QUINCY — The Historical Society of Quincy and Adams County has curated thousands of documents and other physical items since its creation 125 years ago.
Asking Rob Mellon what are the Historical Society’s most prized items is like asking a father which is his favorite child. He has a story and a love for each of them.
However, the society’s executive director doesn’t flinch when it comes to his favorite.
“Our greatest artifact is the (Gov. John Wood) mansion,” he said. “It’s one of the oldest structures of its kind anywhere in the state. It is on one list of the 150 most important architectural sites in Illinois (selected in 2007). Then when we had the state bicentennial (in 2018), it was included on the list of Illinois’ 200 Great Places by the American Institute of Architects Illinois. The John Wood mansion is one of only three private residences on that list (the others are Abraham Lincoln’s home in Springfield and Ulysses S. Grant’s home in Galena).”
Calftown Cookout picnic set for noon
The Historical Society will celebrate its milestone 125th anniversary year with a Calftown Cookout picnic on the grounds of the mansion, 425 S. 12th, from noon to 4 p.m. Sunday. The event is open to the public and will feature live music, food and beverages, a book signing, free tours of the historic home and self-guided walking tours of Calftown. Jukebox Reloaded will perform from 2-4 p.m.
The Historical Society long has been affiliated with the mansion. The city approved a request in 1906 to construct an alley near 12th and State, which would have required the historic home to be demolished. Louise Maertz, a prominent member of the Historical Society, and Daniel Wood, John Wood’s son, raised enough funds to buy the mansion in 1907 and protect it. The Historical Society took control of the property in 1907 and has maintained the home ever since.
Mellon says the historical societies in Quincy and Bloomington are the oldest in the state.
He says the mansion, as well as the History Museum at 332 Maine, sees thousands of visitors from around the country each year, but Quincyans often forget about the treasures available for viewing. Groups of third graders annually tour the log cabin next to the mansion, and fifth graders get to tour the mansion itself. Most adults from Quincy, however, typically only see the mansion during candlelight tours for the holidays.
“I had someone come by and asked to see the first fire pumper for the city. I said, ‘Yeah, it’s in the livery over here.’ And he said, ‘I want to see it,’” Mellon said. “Most of the time, Quincy people are not the ones who are touring the mansion. Our guided tour through the house takes an hour, and it’s really the history of the town. It’s a good tour. If you’re just coming through and seeing the house decorated for Christmas, you’re not getting the full tour. Very few Quincyans have done that.”
Mellon: ‘We’re not in the business of buying or selling’
Mellon says the Historical Society owns several pieces of history that would be popular among collectors if offered for sale. Among them are the original compass used by John Wood to explore the bounty lands, the first seal of the city and sword owned by John Wood’s father when he was part of Gen. George Washington’s Continental Army that famously crossed the Delaware River on Dec. 25, 1776.

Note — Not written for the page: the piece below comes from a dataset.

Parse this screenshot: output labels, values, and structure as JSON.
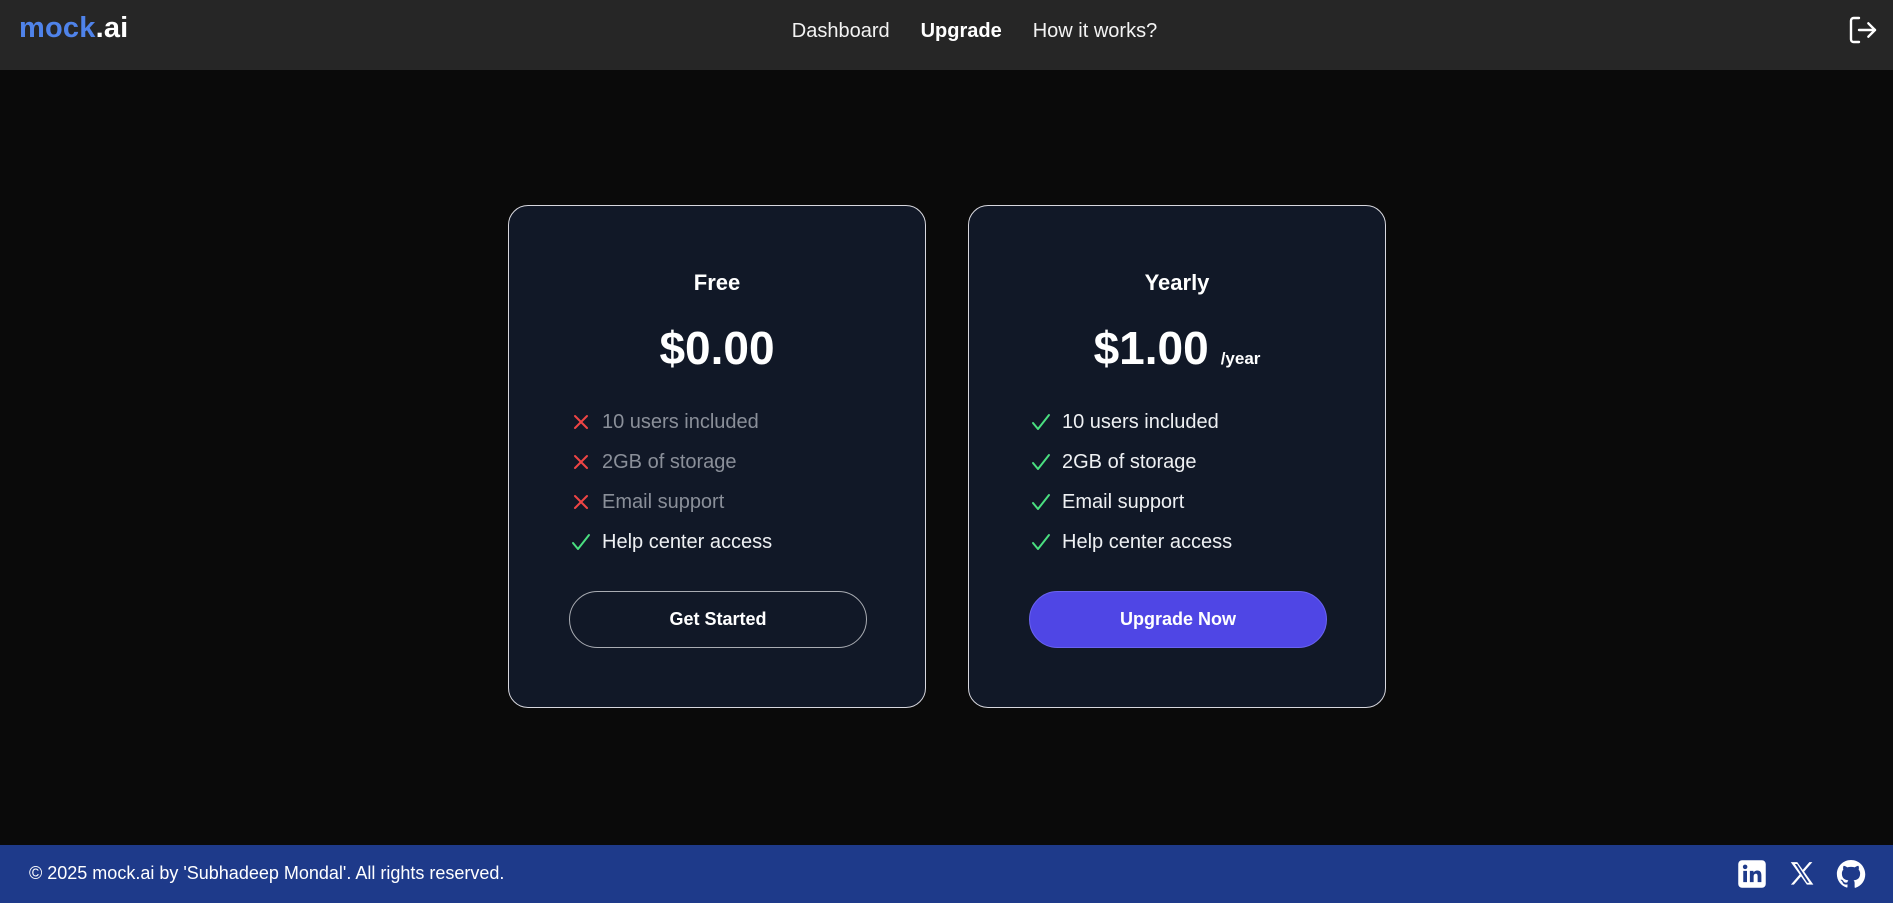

Just don’t hold your breath waiting for that sale to happen.
“We’re not in the business of buying or selling,” he said. “We have to put some valuation on things for insurance purposes. When we get something, it should stay in our collection for perpetuity. We have all kinds of things, and it happens every day. That’s the coolest thing about the job, to say we have John Wood’s cane he got from the Gold Rush. We have the (prison) hood for Lewis Powell (a Confederate soldier who attempted to assassinate William Henry Seward as part of the Lincoln assassination plot) and the jail cell key for Mary Surratt (a boarding house owner in Washington, D.C., convicted of taking part in the conspiracy to assassinate Lincoln).
“We were offered a quarter of a million dollars for the weather vane from the train station at Second and Oak. The cigar store Indian (on the first floor of the research library across the alley from the mansion) is probably worth hundreds of thousands of dollars. Those are one-of-a-kind things. How do you even put something like that up for auction?”
Costigan book available for sale Sunday
David Costigan, the Historical Society’s historian in residence and a long-time member, will sign copies of his recently published book, “A City in Wartime: Quincy, Illinois and the Civil War” at Sunday’s event. The book also will be available for purchase.
Some seats and an event tent will be provided, but guests also are welcome to bring lawn chairs.
The organization was formed June 12, 1896, as the Historical Society of Quincy, Illinois. An unexpectedly large crowd attended the first meeting at the Young Men’s Business Association. The first officers of the Historical Society were Lorenzo Bull (president), James Woodruff (first vice president), Gen. E.B. Hamilton (second vice president), Thaddeus Rogers (recording secretary), S.M. Emery Jr. (corresponding secretary), Edward Wells (treasurer), Chauncey Castle (auditor) and William Collins (historiographer).
The mansion was added to the National Register of Historic Places in 1970.